The word to look for is "kbps". Report every line of the entries below that has it.

(The data)

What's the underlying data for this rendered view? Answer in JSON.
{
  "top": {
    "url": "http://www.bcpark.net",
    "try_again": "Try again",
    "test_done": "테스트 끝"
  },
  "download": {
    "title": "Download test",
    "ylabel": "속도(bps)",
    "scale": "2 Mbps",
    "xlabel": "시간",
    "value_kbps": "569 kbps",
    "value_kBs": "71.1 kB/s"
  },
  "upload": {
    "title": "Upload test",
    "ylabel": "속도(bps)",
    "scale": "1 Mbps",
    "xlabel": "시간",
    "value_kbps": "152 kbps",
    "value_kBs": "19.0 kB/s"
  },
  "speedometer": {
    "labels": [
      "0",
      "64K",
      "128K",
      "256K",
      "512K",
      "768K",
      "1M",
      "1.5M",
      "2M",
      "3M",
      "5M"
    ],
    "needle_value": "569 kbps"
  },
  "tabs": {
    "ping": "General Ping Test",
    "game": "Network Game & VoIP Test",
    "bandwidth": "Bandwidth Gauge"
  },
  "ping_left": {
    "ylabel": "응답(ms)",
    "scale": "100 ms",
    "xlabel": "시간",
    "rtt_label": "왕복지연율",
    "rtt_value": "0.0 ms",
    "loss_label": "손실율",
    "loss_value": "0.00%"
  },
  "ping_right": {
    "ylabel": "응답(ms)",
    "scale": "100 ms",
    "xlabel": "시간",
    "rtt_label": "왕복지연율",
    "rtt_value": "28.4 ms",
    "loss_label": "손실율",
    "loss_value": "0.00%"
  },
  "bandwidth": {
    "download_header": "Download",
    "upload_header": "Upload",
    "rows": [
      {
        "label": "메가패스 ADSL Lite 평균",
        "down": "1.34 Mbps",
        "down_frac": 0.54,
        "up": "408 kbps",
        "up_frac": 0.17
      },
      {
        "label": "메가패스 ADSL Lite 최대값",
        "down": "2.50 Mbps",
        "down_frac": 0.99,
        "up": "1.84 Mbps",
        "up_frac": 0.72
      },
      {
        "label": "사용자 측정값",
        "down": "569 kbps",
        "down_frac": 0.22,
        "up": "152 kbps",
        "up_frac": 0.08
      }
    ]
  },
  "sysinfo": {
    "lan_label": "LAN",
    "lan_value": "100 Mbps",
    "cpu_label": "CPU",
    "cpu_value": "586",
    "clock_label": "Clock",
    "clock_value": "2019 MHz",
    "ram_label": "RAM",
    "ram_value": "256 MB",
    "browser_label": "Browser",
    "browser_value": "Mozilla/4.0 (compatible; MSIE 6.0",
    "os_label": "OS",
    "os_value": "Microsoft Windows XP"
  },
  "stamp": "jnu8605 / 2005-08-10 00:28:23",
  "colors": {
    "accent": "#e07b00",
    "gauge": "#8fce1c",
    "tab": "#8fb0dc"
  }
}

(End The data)

> Your solution:
    "value_kbps": "569 kbps",
    "value_kbps": "152 kbps",
    "needle_value": "569 kbps"
        "up": "408 kbps",
        "down": "569 kbps",
        "up": "152 kbps",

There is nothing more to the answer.